_REQUIRED ACTION_
Scan the material below for the string "Catalogs", and copy every line where it shows up.

_DATA FOR THIS EXERCISE_
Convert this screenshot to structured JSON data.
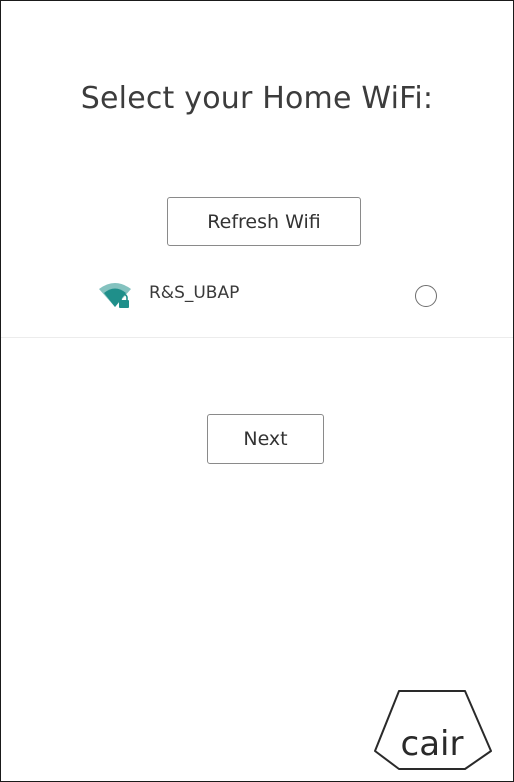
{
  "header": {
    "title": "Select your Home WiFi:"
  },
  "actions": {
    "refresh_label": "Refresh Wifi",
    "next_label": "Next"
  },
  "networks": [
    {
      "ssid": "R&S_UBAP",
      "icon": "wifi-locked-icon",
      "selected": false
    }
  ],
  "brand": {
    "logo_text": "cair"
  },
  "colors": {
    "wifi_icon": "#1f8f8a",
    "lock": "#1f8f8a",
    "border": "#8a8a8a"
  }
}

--

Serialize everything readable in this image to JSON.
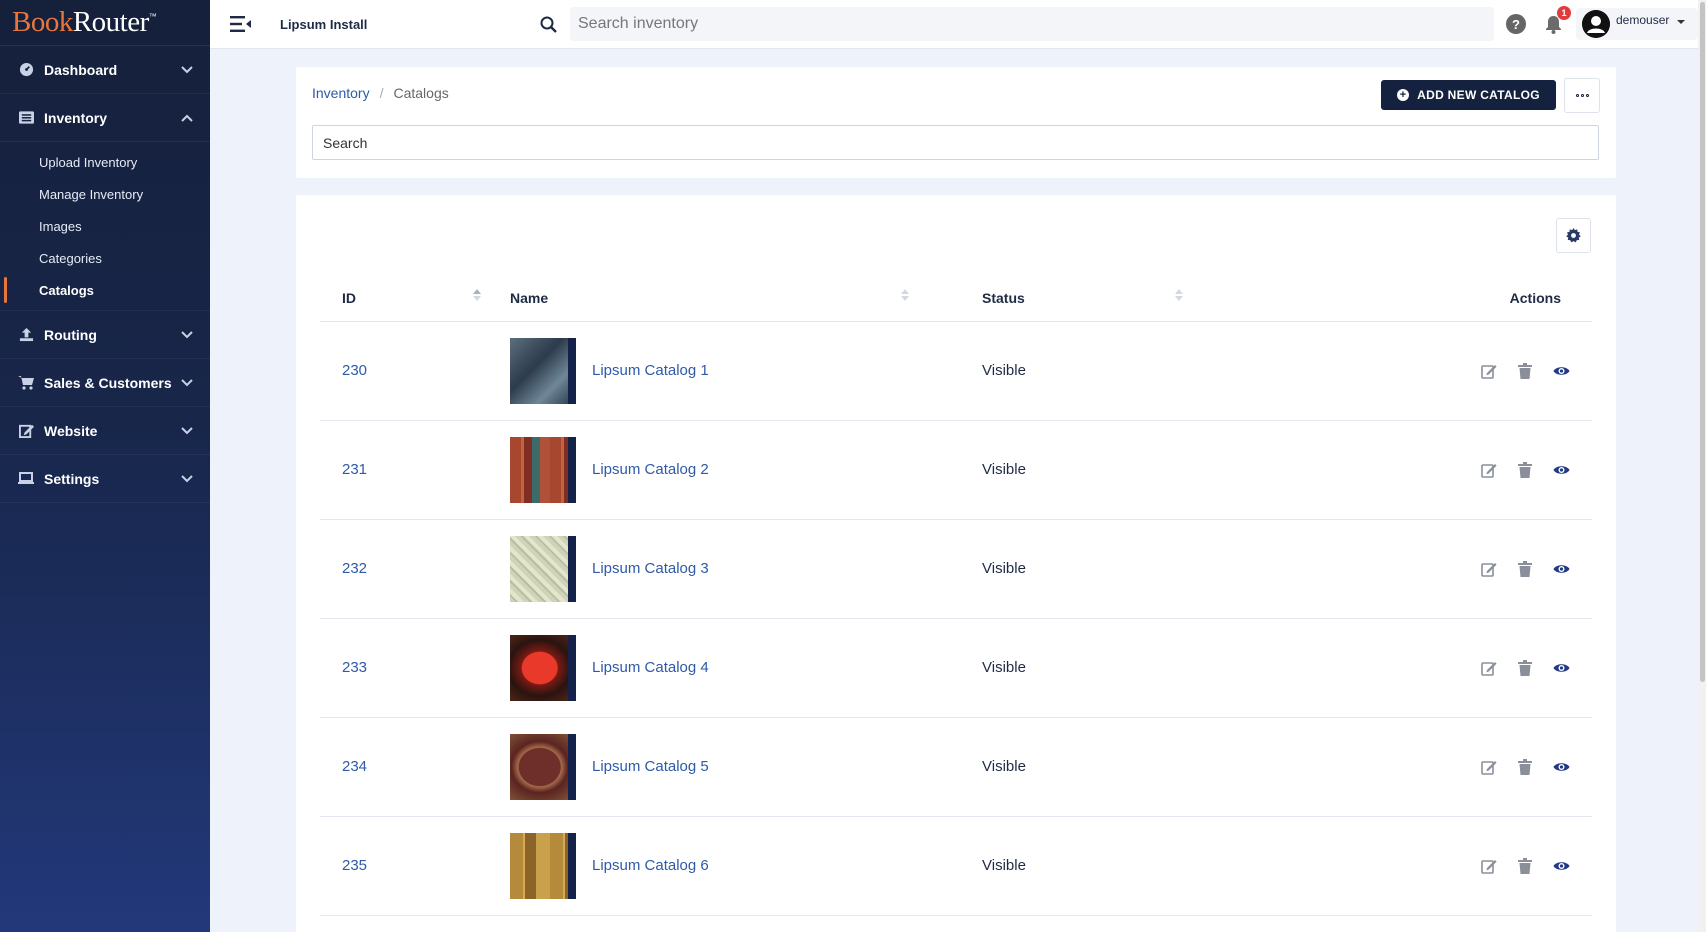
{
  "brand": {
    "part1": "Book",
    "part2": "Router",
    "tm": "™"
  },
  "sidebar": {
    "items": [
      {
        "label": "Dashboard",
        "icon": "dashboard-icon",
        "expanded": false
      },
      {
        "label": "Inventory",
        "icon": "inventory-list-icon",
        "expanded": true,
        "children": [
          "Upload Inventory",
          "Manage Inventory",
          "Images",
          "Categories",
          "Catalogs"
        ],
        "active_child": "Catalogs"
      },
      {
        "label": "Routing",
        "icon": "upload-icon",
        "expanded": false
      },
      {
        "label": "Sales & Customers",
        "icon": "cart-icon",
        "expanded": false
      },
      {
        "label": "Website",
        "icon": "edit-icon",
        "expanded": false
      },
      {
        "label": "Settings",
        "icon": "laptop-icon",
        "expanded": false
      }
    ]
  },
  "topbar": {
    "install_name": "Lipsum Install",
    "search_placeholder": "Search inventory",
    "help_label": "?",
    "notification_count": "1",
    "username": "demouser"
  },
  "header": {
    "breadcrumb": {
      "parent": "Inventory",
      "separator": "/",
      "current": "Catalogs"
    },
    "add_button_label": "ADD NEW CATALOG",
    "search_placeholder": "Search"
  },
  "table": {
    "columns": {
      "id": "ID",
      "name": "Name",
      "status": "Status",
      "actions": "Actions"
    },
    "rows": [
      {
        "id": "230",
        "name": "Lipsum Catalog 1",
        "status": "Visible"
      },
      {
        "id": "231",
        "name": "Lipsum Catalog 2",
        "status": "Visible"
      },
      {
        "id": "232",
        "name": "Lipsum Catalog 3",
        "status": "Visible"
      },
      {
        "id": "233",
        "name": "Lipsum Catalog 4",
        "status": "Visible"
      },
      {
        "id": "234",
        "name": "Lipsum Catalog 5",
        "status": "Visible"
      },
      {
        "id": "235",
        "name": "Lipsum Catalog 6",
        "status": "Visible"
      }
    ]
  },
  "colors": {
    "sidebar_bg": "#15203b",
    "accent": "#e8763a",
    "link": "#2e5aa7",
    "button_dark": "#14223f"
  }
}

_EXERCISE ANSWER_
          "Catalogs"
        "active_child": "Catalogs"
      "current": "Catalogs"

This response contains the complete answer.